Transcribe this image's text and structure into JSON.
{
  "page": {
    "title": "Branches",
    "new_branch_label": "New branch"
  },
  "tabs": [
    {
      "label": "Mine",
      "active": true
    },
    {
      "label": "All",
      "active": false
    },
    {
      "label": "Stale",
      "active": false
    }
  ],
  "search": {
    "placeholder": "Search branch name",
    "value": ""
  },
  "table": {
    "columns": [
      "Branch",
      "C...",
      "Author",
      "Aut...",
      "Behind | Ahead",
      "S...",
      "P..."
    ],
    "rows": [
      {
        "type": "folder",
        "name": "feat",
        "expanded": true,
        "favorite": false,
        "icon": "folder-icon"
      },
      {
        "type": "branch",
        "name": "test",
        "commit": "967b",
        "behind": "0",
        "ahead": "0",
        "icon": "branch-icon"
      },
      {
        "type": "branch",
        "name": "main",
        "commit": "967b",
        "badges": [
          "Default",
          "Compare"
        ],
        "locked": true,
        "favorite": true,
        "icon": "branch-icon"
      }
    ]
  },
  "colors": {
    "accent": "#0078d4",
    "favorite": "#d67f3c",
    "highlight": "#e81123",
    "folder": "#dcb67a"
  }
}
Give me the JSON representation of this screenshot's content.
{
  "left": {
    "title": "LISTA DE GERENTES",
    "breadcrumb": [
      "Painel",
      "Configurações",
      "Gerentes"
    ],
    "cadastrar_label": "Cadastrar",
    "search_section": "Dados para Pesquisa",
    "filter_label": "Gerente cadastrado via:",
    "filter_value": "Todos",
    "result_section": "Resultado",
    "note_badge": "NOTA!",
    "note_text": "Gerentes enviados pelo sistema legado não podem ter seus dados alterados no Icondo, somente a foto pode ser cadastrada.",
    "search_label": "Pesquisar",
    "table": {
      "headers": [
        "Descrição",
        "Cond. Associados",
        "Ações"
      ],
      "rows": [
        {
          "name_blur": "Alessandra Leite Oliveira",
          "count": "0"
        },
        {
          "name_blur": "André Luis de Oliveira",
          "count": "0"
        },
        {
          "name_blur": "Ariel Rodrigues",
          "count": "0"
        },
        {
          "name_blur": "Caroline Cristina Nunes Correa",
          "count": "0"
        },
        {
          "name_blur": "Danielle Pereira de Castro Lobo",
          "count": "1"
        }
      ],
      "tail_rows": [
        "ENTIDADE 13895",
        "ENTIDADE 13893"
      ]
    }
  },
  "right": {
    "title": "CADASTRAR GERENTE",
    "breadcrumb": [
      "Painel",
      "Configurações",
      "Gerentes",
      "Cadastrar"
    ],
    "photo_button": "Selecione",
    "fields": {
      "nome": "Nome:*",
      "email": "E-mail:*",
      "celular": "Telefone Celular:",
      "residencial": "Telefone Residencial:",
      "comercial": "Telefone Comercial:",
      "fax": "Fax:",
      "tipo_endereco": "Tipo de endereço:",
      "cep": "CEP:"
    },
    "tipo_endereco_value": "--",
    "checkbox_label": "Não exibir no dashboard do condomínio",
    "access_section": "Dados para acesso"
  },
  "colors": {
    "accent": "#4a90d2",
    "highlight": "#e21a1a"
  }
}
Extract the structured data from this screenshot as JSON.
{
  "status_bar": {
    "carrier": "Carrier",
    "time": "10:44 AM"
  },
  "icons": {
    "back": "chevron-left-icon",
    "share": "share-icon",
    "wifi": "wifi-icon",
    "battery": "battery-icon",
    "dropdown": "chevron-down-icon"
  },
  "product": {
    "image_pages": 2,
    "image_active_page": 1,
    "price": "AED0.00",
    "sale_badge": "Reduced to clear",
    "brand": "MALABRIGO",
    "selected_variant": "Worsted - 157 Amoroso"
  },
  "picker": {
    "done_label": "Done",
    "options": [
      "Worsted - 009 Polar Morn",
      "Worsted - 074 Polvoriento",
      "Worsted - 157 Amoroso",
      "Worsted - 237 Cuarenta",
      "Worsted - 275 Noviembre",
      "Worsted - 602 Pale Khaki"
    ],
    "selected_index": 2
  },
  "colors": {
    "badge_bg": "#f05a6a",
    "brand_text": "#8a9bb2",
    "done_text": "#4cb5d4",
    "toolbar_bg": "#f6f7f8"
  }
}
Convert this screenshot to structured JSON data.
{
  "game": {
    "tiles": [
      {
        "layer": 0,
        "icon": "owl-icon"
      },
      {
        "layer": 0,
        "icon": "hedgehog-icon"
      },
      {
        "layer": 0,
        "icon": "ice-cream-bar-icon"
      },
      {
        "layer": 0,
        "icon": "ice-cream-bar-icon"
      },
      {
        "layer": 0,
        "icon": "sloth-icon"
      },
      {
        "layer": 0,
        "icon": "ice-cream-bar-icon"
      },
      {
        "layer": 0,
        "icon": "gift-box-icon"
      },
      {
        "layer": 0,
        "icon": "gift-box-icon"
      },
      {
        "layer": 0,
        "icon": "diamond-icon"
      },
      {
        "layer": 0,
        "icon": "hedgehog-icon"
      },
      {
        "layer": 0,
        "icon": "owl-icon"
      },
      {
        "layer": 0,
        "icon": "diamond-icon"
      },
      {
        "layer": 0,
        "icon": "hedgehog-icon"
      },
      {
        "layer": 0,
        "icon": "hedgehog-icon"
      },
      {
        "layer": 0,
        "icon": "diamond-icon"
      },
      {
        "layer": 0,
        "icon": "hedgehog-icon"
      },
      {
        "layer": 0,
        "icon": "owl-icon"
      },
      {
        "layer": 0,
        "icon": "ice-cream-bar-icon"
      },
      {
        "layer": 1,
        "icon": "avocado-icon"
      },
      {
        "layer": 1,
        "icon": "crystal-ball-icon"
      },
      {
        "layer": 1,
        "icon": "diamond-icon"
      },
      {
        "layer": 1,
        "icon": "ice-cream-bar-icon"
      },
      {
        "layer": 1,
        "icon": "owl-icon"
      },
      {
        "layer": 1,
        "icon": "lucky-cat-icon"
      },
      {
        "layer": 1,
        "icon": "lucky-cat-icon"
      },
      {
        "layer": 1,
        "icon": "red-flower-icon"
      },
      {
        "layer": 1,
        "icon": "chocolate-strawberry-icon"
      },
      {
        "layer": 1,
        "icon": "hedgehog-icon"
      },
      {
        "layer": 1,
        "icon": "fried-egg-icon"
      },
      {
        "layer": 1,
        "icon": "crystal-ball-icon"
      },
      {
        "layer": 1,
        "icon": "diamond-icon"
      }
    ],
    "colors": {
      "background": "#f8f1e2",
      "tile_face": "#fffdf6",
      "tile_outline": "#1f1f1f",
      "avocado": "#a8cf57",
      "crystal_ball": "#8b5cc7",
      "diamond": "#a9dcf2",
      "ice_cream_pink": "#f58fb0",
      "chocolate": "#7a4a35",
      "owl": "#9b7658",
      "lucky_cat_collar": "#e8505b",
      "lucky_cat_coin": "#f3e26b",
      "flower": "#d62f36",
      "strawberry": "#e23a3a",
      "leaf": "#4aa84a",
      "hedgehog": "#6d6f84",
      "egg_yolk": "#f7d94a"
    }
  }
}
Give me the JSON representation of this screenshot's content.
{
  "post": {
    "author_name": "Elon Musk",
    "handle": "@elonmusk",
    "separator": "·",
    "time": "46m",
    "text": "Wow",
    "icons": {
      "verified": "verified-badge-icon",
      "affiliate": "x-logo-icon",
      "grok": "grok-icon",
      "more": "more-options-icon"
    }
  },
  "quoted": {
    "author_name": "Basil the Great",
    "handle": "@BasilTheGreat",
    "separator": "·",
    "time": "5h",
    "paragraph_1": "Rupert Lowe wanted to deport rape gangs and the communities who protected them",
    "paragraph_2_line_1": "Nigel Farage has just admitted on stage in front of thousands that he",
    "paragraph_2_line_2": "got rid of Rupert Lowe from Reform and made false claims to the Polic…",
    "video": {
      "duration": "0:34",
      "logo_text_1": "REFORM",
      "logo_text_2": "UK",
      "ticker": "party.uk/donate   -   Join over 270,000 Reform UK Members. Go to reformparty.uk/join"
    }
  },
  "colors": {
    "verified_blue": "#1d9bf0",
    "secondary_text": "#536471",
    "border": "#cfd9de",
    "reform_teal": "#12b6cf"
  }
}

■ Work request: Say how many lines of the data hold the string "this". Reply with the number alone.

■ Response area: 5